If we compare MRI and arthroscopy, it is clear that the arthroscopist has an unparalleled visualization of surface anatomic features. Once the arthroscope is introduced into a joint, the surgeon has a marvelous view of the surfaces of cartilage, ligaments, bone, and soft tissue. While diagnostic arthroscopy is a powerful tool, it is important to remember that it only sees what is on the surface.
MRI does not approach the resolution that arthroscopy provides, but enables us to look inside tissues. Exclusive reliance on what is seen at arthroscopy can lead to underestimation of pathology.
In this case, a 36 year-old female with shoulder pain was referred for an MR arthrogram. Coronal T1 weighted images with fat saturation demonstrate a SLAP lesion (yellow arrows). There is also globular hypointense signal within the distal supraspinatus tendon (red arrows), consistent with an area of calcification within the tendon. Calcification in this area was confirmed by a CT scan (not shown).
At arthroscopy, the SLAP tear was repaired, but the calcification within the substance of the tendon could not be observed. It is clearly present, but because it is within the tendon, it was not apparent at arthroscopy.

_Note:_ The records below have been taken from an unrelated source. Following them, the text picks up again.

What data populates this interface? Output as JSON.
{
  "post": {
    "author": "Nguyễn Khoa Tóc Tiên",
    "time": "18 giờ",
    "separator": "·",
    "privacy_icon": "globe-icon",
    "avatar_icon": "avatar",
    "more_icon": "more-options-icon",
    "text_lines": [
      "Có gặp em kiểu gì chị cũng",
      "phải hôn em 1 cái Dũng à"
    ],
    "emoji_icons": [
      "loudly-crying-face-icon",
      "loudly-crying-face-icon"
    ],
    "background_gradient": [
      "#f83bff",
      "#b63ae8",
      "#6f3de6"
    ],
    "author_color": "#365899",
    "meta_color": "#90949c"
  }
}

In this case, there was no edema within the tendon or in the peritendinous tissues on MRI, suggesting that this was a clinically silent area of calcification, rather than active calcific tendinitis. The patient responded well to her SLAP repair, and became pain-free postoperatively.
The radiologist should remember that the surface resolution of arthroscopy far exceeds that of MRI. The surgeon should remember that all that is important does not meet the eye of the arthroscopist. Thus, MRI and diagnostic arthroscopy are complementary techniques. Melding the information gleaned from each discipline provides the orthopedic surgeon with maximal information.
Vic David MD